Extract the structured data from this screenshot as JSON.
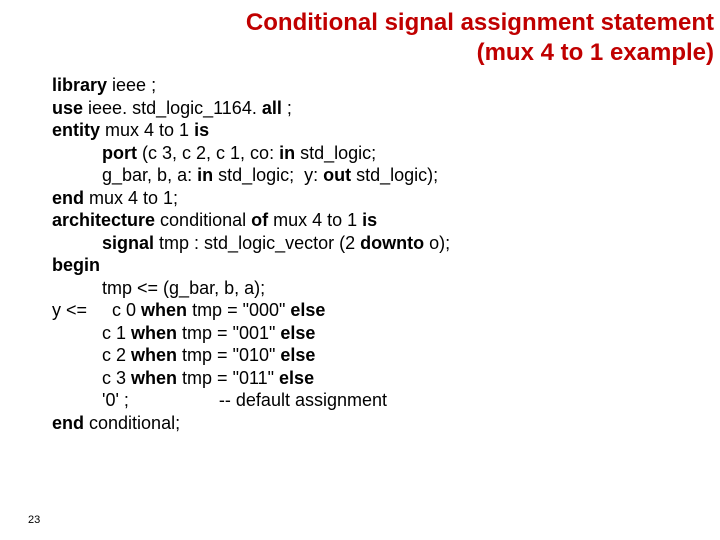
{
  "title_line1": "Conditional signal assignment statement",
  "title_line2": "(mux 4 to 1 example)",
  "page_number": "23",
  "code": {
    "l1": {
      "k1": "library",
      "t1": " ieee ;"
    },
    "l2": {
      "k1": "use",
      "t1": " ieee. std_logic_1164. ",
      "k2": "all",
      "t2": " ;"
    },
    "l3": {
      "k1": "entity",
      "t1": " mux 4 to 1 ",
      "k2": "is"
    },
    "l4": {
      "k1": "port",
      "t1": " (c 3, c 2, c 1, co: ",
      "k2": "in",
      "t2": " std_logic;"
    },
    "l5": {
      "t1": "g_bar, b, a: ",
      "k1": "in",
      "t2": " std_logic;  y: ",
      "k2": "out",
      "t3": " std_logic);"
    },
    "l6": {
      "k1": "end",
      "t1": " mux 4 to 1;"
    },
    "l7": {
      "k1": "architecture",
      "t1": " conditional ",
      "k2": "of",
      "t2": " mux 4 to 1 ",
      "k3": "is"
    },
    "l8": {
      "k1": "signal",
      "t1": " tmp : std_logic_vector (2 ",
      "k2": "downto",
      "t2": " o);"
    },
    "l9": {
      "k1": "begin"
    },
    "l10": {
      "t1": "tmp <= (g_bar, b, a);"
    },
    "l11": {
      "t1": "y <=     c 0 ",
      "k1": "when",
      "t2": " tmp = \"000\" ",
      "k2": "else"
    },
    "l12": {
      "t1": "c 1 ",
      "k1": "when",
      "t2": " tmp = \"001\" ",
      "k2": "else"
    },
    "l13": {
      "t1": "c 2 ",
      "k1": "when",
      "t2": " tmp = \"010\" ",
      "k2": "else"
    },
    "l14": {
      "t1": "c 3 ",
      "k1": "when",
      "t2": " tmp = \"011\" ",
      "k2": "else"
    },
    "l15": {
      "t1": "'0' ;                  -- default assignment"
    },
    "l16": {
      "k1": "end",
      "t1": " conditional;"
    }
  }
}
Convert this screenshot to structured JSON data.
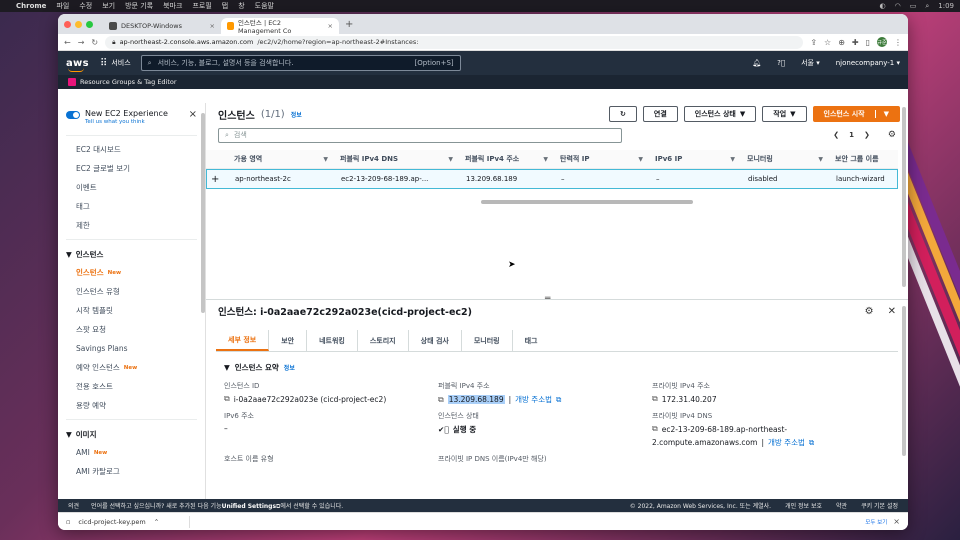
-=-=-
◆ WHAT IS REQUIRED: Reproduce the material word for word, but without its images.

◆ FINISHED EXERCISE:
Extract the structured data from this screenshot as JSON.
{
  "title_line1": "Conditional signal assignment statement",
  "title_line2": "(mux 4 to 1 example)",
  "page_number": "23",
  "code": {
    "l1": {
      "k1": "library",
      "t1": " ieee ;"
    },
    "l2": {
      "k1": "use",
      "t1": " ieee. std_logic_1164. ",
      "k2": "all",
      "t2": " ;"
    },
    "l3": {
      "k1": "entity",
      "t1": " mux 4 to 1 ",
      "k2": "is"
    },
    "l4": {
      "k1": "port",
      "t1": " (c 3, c 2, c 1, co: ",
      "k2": "in",
      "t2": " std_logic;"
    },
    "l5": {
      "t1": "g_bar, b, a: ",
      "k1": "in",
      "t2": " std_logic;  y: ",
      "k2": "out",
      "t3": " std_logic);"
    },
    "l6": {
      "k1": "end",
      "t1": " mux 4 to 1;"
    },
    "l7": {
      "k1": "architecture",
      "t1": " conditional ",
      "k2": "of",
      "t2": " mux 4 to 1 ",
      "k3": "is"
    },
    "l8": {
      "k1": "signal",
      "t1": " tmp : std_logic_vector (2 ",
      "k2": "downto",
      "t2": " o);"
    },
    "l9": {
      "k1": "begin"
    },
    "l10": {
      "t1": "tmp <= (g_bar, b, a);"
    },
    "l11": {
      "t1": "y <=     c 0 ",
      "k1": "when",
      "t2": " tmp = \"000\" ",
      "k2": "else"
    },
    "l12": {
      "t1": "c 1 ",
      "k1": "when",
      "t2": " tmp = \"001\" ",
      "k2": "else"
    },
    "l13": {
      "t1": "c 2 ",
      "k1": "when",
      "t2": " tmp = \"010\" ",
      "k2": "else"
    },
    "l14": {
      "t1": "c 3 ",
      "k1": "when",
      "t2": " tmp = \"011\" ",
      "k2": "else"
    },
    "l15": {
      "t1": "'0' ;                  -- default assignment"
    },
    "l16": {
      "k1": "end",
      "t1": " conditional;"
    }
  }
}
Convert this screenshot to structured JSON data.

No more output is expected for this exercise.